**Probability bounds analysis** (**PBA**) is a collection of methods of uncertainty propagation for making qualitative and quantitative calculations in the face of uncertainties of various kinds. It is used to project partial information about random variables and other quantities through mathematical expressions. For instance, it computes sure bounds on the distribution of a sum, product, or more complex function, given only sure bounds on the distributions of the inputs. Such bounds are called probability boxes, and constrain cumulative probability distributions.

**Probability distribution fitting** or simply **distribution fitting** is the fitting of a probability distribution to a series of data concerning the repeated measurement of a variable phenomenon.

**Cumulative frequency analysis** is the analysis of the frequency of occurrence of values of a phenomenon less than a reference value. The phenomenon may be time- or space-dependent. Cumulative frequency is also called *frequency of non-exceedance*.
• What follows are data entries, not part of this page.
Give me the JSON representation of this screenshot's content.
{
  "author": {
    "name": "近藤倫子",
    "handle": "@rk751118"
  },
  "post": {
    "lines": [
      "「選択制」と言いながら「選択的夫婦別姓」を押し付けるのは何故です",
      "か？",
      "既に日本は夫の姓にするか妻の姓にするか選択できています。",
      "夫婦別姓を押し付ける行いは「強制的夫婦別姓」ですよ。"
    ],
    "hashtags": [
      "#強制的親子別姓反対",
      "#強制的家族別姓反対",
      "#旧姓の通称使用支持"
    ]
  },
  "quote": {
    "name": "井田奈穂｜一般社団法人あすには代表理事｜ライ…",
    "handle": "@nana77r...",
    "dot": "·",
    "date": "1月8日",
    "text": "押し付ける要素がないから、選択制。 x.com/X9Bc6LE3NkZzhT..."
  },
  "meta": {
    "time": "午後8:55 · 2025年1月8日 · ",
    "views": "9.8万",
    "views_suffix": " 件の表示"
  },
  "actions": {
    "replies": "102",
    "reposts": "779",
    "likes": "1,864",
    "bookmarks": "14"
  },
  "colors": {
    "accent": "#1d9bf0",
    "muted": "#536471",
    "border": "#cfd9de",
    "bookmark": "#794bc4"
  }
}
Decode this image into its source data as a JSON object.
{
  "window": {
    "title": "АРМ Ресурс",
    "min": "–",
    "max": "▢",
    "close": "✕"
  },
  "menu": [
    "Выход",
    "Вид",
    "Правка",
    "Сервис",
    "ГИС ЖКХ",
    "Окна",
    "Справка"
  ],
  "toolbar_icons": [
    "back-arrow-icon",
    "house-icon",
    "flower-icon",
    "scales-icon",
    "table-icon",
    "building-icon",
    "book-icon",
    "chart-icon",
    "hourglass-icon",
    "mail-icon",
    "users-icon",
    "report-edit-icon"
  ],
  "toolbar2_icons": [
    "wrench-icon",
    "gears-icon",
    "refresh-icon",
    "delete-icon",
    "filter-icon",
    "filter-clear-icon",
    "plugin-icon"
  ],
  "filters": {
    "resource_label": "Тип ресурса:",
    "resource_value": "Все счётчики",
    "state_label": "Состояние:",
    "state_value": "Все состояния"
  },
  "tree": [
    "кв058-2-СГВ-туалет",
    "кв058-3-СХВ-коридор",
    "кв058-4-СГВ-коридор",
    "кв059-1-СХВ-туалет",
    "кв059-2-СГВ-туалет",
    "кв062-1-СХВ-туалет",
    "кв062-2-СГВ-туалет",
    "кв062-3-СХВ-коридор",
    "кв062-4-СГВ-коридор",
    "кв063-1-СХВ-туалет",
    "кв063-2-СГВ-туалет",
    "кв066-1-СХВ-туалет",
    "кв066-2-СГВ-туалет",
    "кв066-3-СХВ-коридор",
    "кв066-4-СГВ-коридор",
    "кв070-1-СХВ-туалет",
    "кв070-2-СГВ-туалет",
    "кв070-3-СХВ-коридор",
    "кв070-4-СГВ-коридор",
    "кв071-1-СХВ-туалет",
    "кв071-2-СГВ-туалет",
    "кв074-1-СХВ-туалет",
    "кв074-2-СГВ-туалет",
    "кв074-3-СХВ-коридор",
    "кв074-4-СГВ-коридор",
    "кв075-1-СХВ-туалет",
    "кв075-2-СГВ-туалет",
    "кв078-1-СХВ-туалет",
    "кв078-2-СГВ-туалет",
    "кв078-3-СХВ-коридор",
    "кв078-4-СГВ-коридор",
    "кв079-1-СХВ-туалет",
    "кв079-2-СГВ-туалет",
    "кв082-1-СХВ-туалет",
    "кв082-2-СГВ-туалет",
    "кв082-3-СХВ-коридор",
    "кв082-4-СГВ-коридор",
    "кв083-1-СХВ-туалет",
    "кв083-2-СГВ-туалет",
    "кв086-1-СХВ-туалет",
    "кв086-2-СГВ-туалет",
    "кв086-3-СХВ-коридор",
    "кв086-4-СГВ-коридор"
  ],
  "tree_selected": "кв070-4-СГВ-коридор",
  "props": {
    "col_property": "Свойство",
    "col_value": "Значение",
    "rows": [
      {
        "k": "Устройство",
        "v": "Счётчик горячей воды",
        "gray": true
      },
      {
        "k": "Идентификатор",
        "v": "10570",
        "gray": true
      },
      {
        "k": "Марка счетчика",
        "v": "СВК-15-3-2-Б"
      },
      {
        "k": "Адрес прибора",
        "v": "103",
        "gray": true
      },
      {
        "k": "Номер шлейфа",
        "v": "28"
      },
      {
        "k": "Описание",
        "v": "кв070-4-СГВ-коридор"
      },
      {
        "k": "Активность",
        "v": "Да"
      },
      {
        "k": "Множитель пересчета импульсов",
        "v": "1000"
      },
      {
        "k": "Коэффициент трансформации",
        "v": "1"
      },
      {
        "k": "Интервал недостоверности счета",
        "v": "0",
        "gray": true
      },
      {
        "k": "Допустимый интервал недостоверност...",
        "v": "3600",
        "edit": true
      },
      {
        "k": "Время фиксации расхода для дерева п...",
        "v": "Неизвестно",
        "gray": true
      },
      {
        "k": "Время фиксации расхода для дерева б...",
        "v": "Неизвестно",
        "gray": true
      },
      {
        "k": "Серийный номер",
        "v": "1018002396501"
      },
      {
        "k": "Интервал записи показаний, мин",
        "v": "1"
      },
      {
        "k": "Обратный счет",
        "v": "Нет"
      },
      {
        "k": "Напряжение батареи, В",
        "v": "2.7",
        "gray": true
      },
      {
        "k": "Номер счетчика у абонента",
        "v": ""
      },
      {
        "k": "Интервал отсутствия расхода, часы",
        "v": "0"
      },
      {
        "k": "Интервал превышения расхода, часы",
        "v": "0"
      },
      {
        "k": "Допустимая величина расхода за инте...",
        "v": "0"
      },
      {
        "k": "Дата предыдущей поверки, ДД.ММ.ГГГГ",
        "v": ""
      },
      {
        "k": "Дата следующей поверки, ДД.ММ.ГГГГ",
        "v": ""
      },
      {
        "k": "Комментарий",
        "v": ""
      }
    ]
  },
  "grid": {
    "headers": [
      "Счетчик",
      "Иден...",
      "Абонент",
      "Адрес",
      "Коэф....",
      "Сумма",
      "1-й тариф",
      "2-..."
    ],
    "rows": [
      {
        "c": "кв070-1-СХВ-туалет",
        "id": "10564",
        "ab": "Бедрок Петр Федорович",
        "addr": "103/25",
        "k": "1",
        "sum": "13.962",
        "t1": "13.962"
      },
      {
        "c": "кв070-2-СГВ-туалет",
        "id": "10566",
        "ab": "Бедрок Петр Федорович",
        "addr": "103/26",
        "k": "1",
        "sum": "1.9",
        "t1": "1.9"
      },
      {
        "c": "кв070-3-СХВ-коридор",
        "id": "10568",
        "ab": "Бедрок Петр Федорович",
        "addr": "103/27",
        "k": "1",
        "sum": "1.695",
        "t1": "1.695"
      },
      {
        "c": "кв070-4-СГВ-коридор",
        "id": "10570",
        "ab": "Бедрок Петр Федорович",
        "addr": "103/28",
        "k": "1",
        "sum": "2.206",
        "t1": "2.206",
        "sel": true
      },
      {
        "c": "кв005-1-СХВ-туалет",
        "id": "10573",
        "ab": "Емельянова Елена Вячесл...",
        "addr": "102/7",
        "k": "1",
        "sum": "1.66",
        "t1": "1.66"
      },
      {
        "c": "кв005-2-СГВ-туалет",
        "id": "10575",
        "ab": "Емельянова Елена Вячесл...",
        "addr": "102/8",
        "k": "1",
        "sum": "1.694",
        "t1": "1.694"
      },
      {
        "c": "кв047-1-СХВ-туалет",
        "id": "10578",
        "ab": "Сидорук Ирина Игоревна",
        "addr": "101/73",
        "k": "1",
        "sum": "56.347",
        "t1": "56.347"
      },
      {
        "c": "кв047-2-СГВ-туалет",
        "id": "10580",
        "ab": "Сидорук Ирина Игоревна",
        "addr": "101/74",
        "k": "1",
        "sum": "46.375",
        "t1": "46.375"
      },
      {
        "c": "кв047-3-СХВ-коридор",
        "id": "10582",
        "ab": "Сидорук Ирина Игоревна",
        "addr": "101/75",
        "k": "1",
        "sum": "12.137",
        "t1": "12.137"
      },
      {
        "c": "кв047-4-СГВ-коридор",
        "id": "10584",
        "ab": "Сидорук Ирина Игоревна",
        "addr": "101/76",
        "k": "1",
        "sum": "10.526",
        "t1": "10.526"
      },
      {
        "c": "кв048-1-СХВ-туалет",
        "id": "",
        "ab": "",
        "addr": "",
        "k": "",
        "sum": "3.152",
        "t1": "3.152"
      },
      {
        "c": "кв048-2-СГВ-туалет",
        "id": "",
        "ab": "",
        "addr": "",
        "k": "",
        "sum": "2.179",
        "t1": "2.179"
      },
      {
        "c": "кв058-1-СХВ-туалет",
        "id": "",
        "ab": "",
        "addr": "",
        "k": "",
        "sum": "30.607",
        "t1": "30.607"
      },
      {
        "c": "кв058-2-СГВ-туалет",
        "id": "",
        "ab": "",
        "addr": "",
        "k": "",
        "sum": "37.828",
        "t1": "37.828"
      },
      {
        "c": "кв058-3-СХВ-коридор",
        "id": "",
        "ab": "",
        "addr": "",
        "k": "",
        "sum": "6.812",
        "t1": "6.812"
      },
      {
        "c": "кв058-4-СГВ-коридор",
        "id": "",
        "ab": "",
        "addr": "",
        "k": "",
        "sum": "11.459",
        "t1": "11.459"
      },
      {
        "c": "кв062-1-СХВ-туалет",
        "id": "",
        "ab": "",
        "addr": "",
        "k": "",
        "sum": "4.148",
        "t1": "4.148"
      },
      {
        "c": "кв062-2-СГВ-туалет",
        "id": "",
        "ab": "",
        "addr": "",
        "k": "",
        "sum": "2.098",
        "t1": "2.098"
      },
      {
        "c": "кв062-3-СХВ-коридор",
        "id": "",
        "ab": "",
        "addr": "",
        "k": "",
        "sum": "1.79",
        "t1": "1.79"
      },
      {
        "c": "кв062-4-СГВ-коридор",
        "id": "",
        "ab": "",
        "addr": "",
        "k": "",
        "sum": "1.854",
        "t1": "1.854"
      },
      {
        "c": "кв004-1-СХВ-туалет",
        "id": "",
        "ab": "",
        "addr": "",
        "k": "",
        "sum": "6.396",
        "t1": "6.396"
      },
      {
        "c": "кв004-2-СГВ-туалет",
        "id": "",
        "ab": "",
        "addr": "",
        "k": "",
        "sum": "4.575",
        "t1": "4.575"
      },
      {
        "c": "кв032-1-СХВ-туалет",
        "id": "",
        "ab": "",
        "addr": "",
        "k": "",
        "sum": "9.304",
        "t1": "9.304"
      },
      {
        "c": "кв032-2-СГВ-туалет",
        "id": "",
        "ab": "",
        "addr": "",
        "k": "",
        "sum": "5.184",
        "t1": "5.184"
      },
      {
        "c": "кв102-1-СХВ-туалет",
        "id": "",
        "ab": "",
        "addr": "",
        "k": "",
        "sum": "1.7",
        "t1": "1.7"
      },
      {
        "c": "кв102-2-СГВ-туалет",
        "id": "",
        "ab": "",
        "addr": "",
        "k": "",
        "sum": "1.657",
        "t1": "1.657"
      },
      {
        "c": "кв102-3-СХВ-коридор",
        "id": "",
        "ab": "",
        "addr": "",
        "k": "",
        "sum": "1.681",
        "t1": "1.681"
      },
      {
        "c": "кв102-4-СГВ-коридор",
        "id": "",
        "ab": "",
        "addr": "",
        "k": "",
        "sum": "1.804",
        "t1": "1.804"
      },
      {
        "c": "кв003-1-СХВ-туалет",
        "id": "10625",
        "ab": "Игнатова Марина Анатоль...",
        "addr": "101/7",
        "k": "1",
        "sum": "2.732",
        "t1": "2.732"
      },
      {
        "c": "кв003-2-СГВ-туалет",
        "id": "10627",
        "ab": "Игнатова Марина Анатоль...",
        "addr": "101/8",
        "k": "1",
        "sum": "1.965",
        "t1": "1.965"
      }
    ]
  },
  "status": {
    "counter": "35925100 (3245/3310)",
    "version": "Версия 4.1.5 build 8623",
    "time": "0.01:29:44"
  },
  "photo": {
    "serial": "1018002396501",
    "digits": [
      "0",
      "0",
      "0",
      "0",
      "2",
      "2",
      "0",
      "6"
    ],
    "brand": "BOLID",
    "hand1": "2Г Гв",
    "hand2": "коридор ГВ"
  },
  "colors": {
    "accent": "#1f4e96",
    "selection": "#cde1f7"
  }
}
- ↑ Viessman, Warren (1977).
*Introduction to Hydrology*. Harper & Row, Publishers, Inc. p. 160. ISBN 0-7002-2497-1. - 1 2 Holmes, R.R., Jr., and Dinicola, K. (2010)
*100-Year flood–it's all about chance*U.S. Geological Survey General Information Product 106 - ↑ Ries, K.G., and others (2008)
*StreamStats: A water resources web application*U.S. Geological Survey, Fact Sheet 2008-3067 Application home page URL accessed 2015-07-12. - ↑ "Flood Map for Planning (Rivers and Sea)". Environment Agency. 2016. Archived from the original on 2016-09-16. Retrieved 25 August 2016.
- ↑ "Coastal Flooding".
*FloodSmart*. National Flood Insurance Program. Archived from the original on 2016-03-08. Retrieved 7 March 2016. - 1 2 3 4 5 6 7 8 Eychaner, J.H. (2015)
*Lessons from a 500-year record of flood elevations*Association of State Floodplain Managers, Technical Report 7 URL accessed 2015-06-27. - ↑ Mays, L.W (2005)
*Water Resources Engineering, chapter 10, Probability, risk, and uncertainty analysis for hydrologic and hydraulic design*Hoboken: J. Wiley & Sons - 1 2 Maidment, D.R. ed.(1993)
*Handbook of Hydrology, chapter 18, Frequency analysis of extreme events*New York: McGraw-Hill - 1 2 England, John; and seven others (29 March 2018).
*Guidelines for determining flood flow frequency—Bulletin 17C*. U.S. Geological Survey. Retrieved 2 October 2018. - ↑ Milly, P. C. D.; Betancourt, J.; Falkenmark, M.; Hirsch, R. M.; Kundzewicz, Z. W.; Lettenmaier, D. P.; Stouffer, R. J. (2008-02-01). "Stationarity is Dead".
*Science Magazine*. Sciencemag.org.**319**(5863): 573–574. doi:10.1126/science.1151915. PMID 18239110. - ↑ Intergovernmental Panel on Climate Change (2012)
*Managing the risks of extreme events and disasters to advance climate change adaptation,*Summary for policymakers Archived 2015-07-19 at the Wayback Machine Cambridge and New York: Cambridge University Press, 19 p. - ↑ "Bulletin 17C". Advisory Committee on Water Information. Retrieved 2 October 2018.
- ↑
*National Water Information System database*U.S. Geological Survey. URL accessed 2014-01-30. - ↑ "Obtaining Tide Gauge Data".
*Permanent Service for Mean Sea Level*. PSMSL. Retrieved 7 March 2016. - ↑ Crowell, Mark; others (2010). "An estimate of the U.S. population living in 100-year coastal flood hazard areas" (PDF).
*Journal of Coastal Research*.**26**(2): 201–211. doi:10.2112/JCOASTRES-D-09-00076.1 . Retrieved 6 March 2016. - ↑ Schwartz, Jen (1 August 2018). "Surrendering to rising seas".
*Scientific American*.**319**(2): 44–55. doi:10.1038/scientificamerican0818-44. PMID 30020899 . Retrieved 2 October 2018.

- "What is a 100 year flood?". Boulder Area Sustainability Information Network (BASIN). URL accessed 2006-06-16.

This page is based on this Wikipedia article

Text is available under the CC BY-SA 4.0 license; additional terms may apply.

Images, videos and audio are available under their respective licenses.

Text is available under the CC BY-SA 4.0 license; additional terms may apply.

Images, videos and audio are available under their respective licenses.